Using data collected by NASA’s Stratospheric Observatory for Infrared Astronomy (SOFIA) and other observatories, an international team of researchers has studied how a particular type of organic molecules, the raw materials for life – could develop in space. This information could help scientists better understand how life could have developed on Earth.
NASA and the German Aerospace Center, DLR, have extended their agreement to continue Stratospheric Observatory for Infrared Astronomy, SOFIA, science observations until the end of 2020. The renewal agreement was signed on June 2, 2016, at the ILA Berlin Air Show by Dava Newman, deputy administrator of NASA, Pascale Ehrenfreund, chair of the DLR Executive Board, and Gerd Gruppe, member of the DLR Executive Board responsible for Space Administration.
The newest instrument, an infrared camera called the High-resolution Airborne Wideband Camera-Plus (HAWC+), was installed on the Stratospheric Observatory for Infrared Astronomy, SOFIA, this week. This is the only currently operating astronomical camera that makes images using far-infrared light, allowing studies of low-temperature early stages of star and planet formation. HAWC+ includes a polarimeter, a device that measures the alignment of incoming light waves.
The Stratospheric Observatory for Infrared Astronomy, or SOFIA, began its fourth annual cycle of science flights on February 3, 2016.
SOFIA is a heavily modified Boeing 74SP jetliner that carries a 100-inch (2.5-meter) telescope to altitudes between 39,000 to 45,000 feet (12 to 14 km), above more than 99 percent of Earth's atmospheric water vapor, giving astronomers the ability to study celestial objects at infrared wavelengths that cannot be seen from ground-based observatories.
Science results from NASA’s Stratospheric Observatory for Infrared Astronomy were featured in a special session held at the American Astronomical Society’s annual meeting, Jan. 8, 2016, in Kissimmee, Florida. The airborne observatory reached full operational status in May 2014; the fruits of its early science programs are beginning to be available to the scientific community.
The competition to develop a third generation instrument for the Stratospheric Observatory for Infrared Astronomy (SOFIA) has been narrowed to two proposed instruments. Over the course of the next few months, the two proposal teams will work to produce detailed concept studies. Based on those studies, one of those instruments will be selected to begin development by Fall 2016, with a targeted completion date in 2018. Both of the proposed instruments are intended to expand the SOFIA airborne observatory’s spectroscopic capabilities.

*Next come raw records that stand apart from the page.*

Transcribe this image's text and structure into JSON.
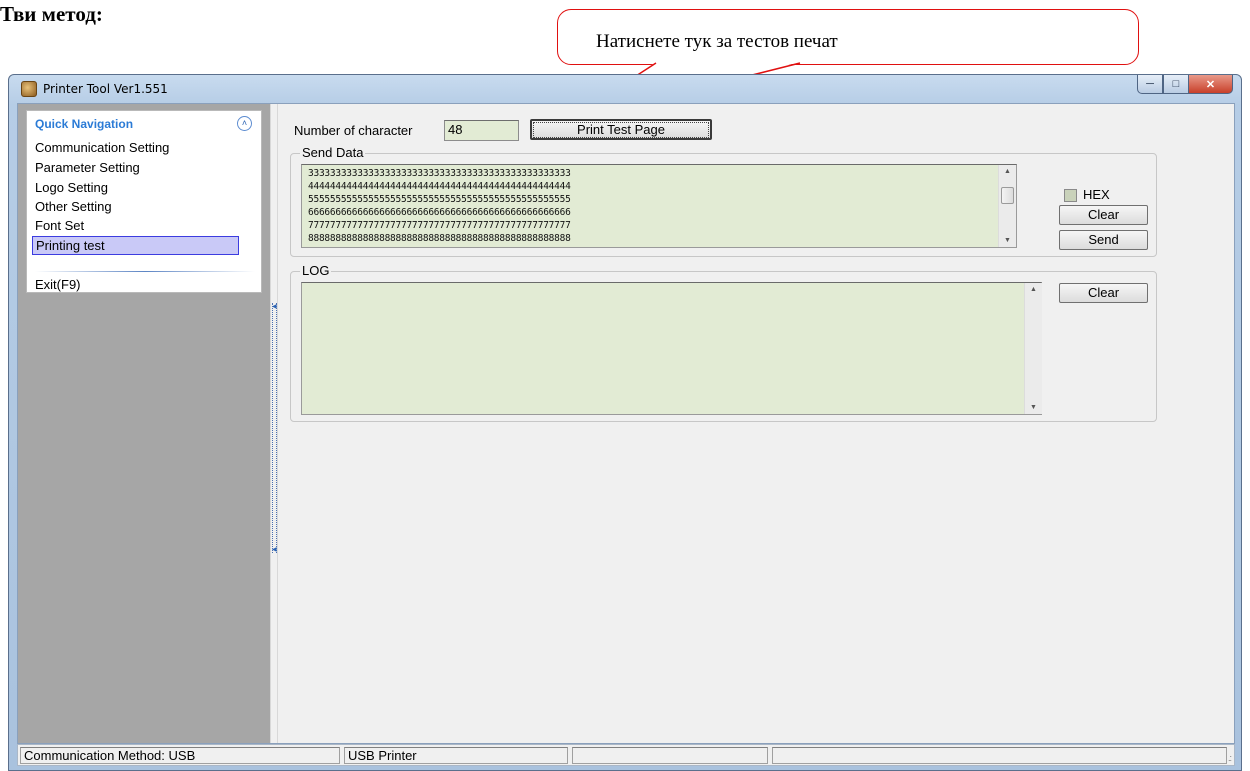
{
  "document": {
    "heading": "Тви метод:",
    "callout_text": "Натиснете тук за тестов печат"
  },
  "window": {
    "title": "Printer Tool Ver1.551",
    "caption_buttons": [
      "minimize",
      "maximize",
      "close"
    ]
  },
  "navigation": {
    "header": "Quick Navigation",
    "items": [
      {
        "label": "Communication Setting",
        "active": false
      },
      {
        "label": "Parameter Setting",
        "active": false
      },
      {
        "label": "Logo Setting",
        "active": false
      },
      {
        "label": "Other Setting",
        "active": false
      },
      {
        "label": "Font Set",
        "active": false
      },
      {
        "label": "Printing test",
        "active": true
      }
    ],
    "exit_label": "Exit(F9)"
  },
  "main": {
    "number_of_character_label": "Number of character",
    "number_of_character_value": "48",
    "print_test_page_label": "Print Test Page",
    "send_data": {
      "title": "Send Data",
      "lines": [
        "333333333333333333333333333333333333333333333333",
        "444444444444444444444444444444444444444444444444",
        "555555555555555555555555555555555555555555555555",
        "666666666666666666666666666666666666666666666666",
        "777777777777777777777777777777777777777777777777",
        "888888888888888888888888888888888888888888888888"
      ],
      "hex_label": "HEX",
      "hex_checked": false,
      "clear_label": "Clear",
      "send_label": "Send"
    },
    "log": {
      "title": "LOG",
      "content": "",
      "clear_label": "Clear"
    }
  },
  "status_bar": {
    "communication": "Communication Method: USB",
    "device": "USB Printer",
    "panel3": "",
    "panel4": ""
  },
  "colors": {
    "callout_border": "#e01010",
    "input_background": "#e2ebd4",
    "nav_header": "#2b7bd6",
    "nav_active_border": "#3c3ce0",
    "left_panel": "#a6a6a6"
  }
}
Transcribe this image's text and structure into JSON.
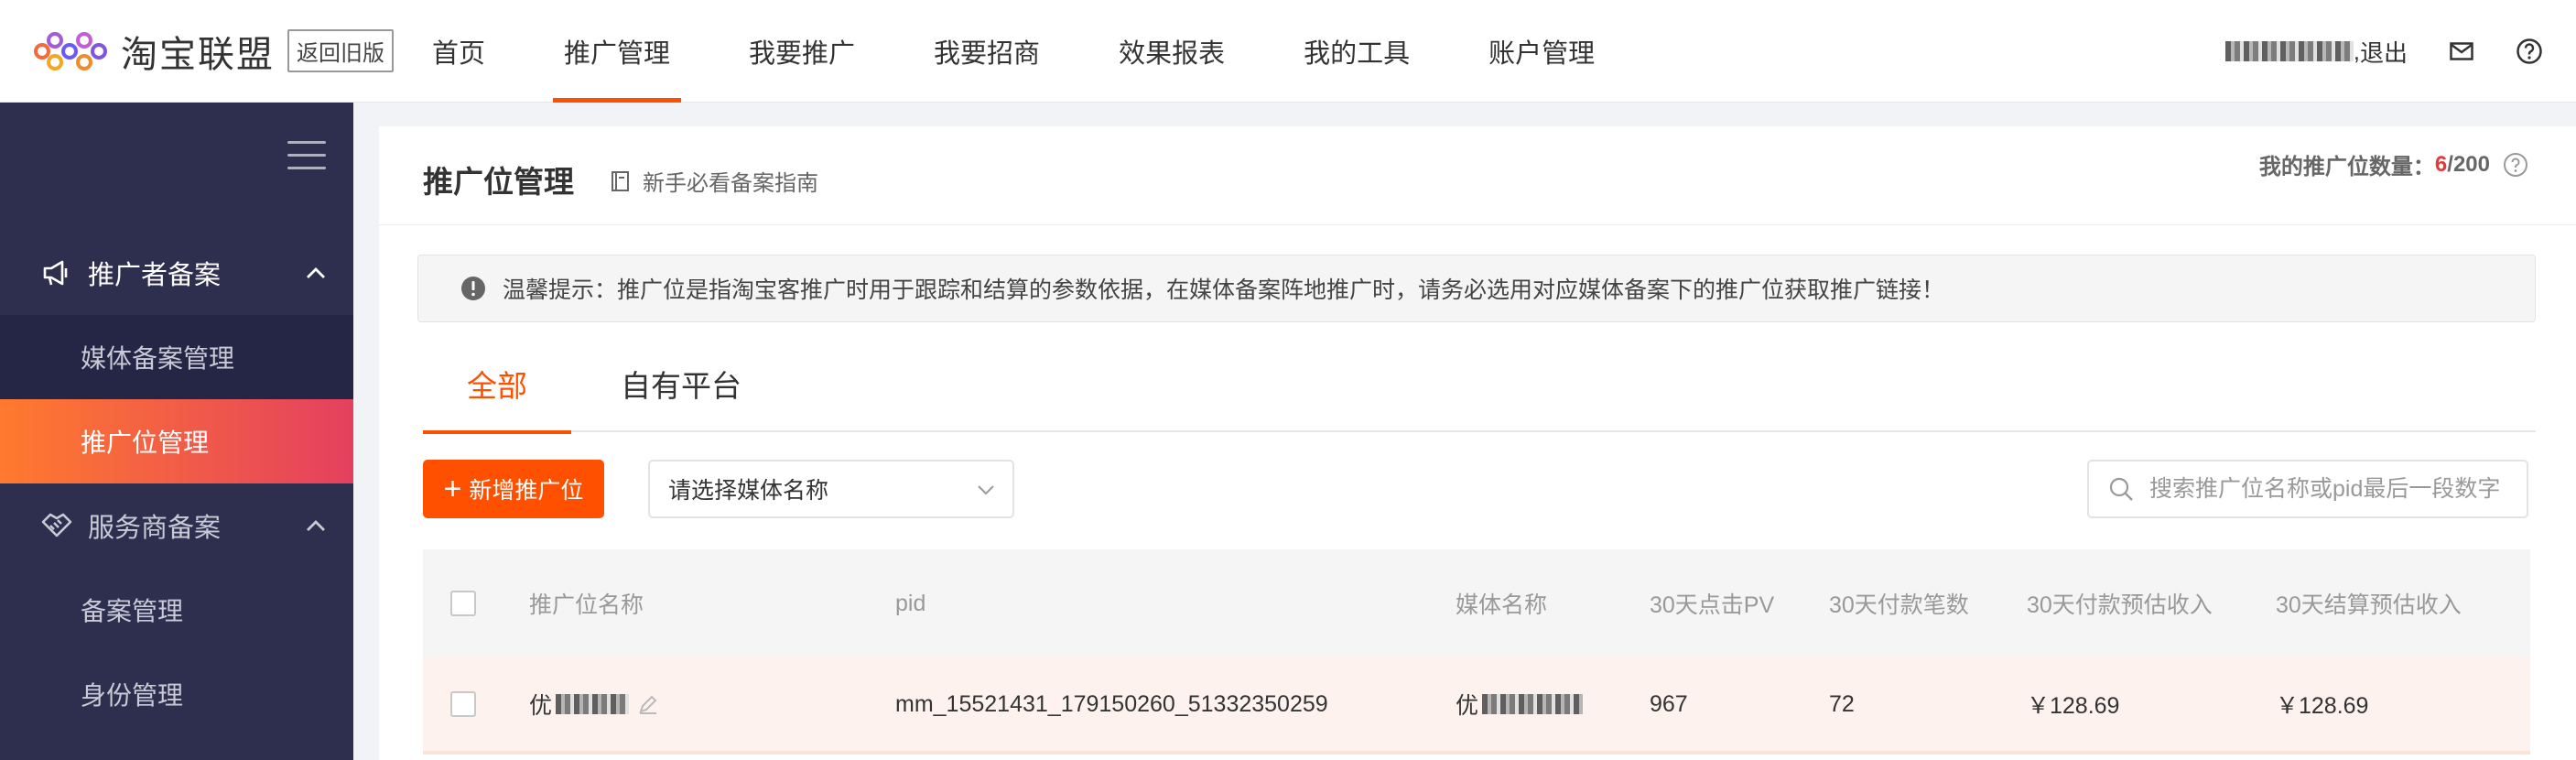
{
  "header": {
    "brand": "淘宝联盟",
    "old_version": "返回旧版",
    "nav": [
      "首页",
      "推广管理",
      "我要推广",
      "我要招商",
      "效果报表",
      "我的工具",
      "账户管理"
    ],
    "active_nav": "推广管理",
    "logout": "退出",
    "username_suffix": ", ",
    "icons": [
      "mail-icon",
      "help-icon"
    ]
  },
  "sidebar": {
    "groups": [
      {
        "label": "推广者备案",
        "icon": "megaphone-icon"
      },
      {
        "label": "服务商备案",
        "icon": "handshake-icon"
      }
    ],
    "items": [
      "媒体备案管理",
      "推广位管理",
      "备案管理",
      "身份管理"
    ],
    "active_item": "推广位管理"
  },
  "page": {
    "title": "推广位管理",
    "guide_link": "新手必看备案指南",
    "quota_label": "我的推广位数量：",
    "quota_used": "6",
    "quota_total": "/200",
    "notice": "温馨提示：推广位是指淘宝客推广时用于跟踪和结算的参数依据，在媒体备案阵地推广时，请务必选用对应媒体备案下的推广位获取推广链接！",
    "tabs": [
      "全部",
      "自有平台"
    ],
    "active_tab": "全部",
    "add_button": "新增推广位",
    "media_select": "请选择媒体名称",
    "search_placeholder": "搜索推广位名称或pid最后一段数字"
  },
  "table": {
    "columns": [
      "推广位名称",
      "pid",
      "媒体名称",
      "30天点击PV",
      "30天付款笔数",
      "30天付款预估收入",
      "30天结算预估收入"
    ],
    "rows": [
      {
        "name": "优",
        "pid": "mm_15521431_179150260_51332350259",
        "media": "优",
        "pv": "967",
        "orders": "72",
        "pay_income": "￥128.69",
        "settle_income": "￥128.69"
      }
    ]
  },
  "colors": {
    "accent": "#ff5000",
    "sidebar_bg": "#2e2e4f",
    "sidebar_active_start": "#ff7a2e",
    "sidebar_active_end": "#e4405f",
    "quota_highlight": "#e4393c"
  }
}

The SOFIA Science Center announces selection of astrophysics research programs for science flights during the observatory’s fourth annual cycle of operations. These investigations will be conducted from February 2016 through January 2017, including a deployment to the Southern Hemisphere planned for mid-2016.
A list of the selected SOFIA Cycle 4 programs is available on the results page.
On Sept. 15, five educators participating in NASA’s Airborne Astronomy Ambassadors program, boarded the Stratospheric Observatory for Infrared Astronomy (SOFIA), and boldly went where no ambassadors have gone before – into the stratosphere with Nichelle Nichols, actress, cultural icon, and science advocate.
NASA's Stratospheric Observatory for Infrared Astronomy (SOFIA) has returned from a six-week deployment to study portions of the universe visible only from Earth's Southern Hemisphere. The flying observatory was based at the National Science Foundation's U.S. Antarctic Program facility at Christchurch International Airport from June 15 to July 24.
In a special celestial event visible only from the Southern Hemisphere, Pluto passed directly between a distant star and the Earth on the morning of June 30, New Zealand time (June 29 in the U.S.). As the dwarf planet and its atmosphere were backlit by the star, this “occultation” caused a faint shadow of Pluto to move across the surface of Earth at more than 53,000 mph, creating a ripe opportunity to perform scientific analysis – if instruments and observers could be in the right place at the right time.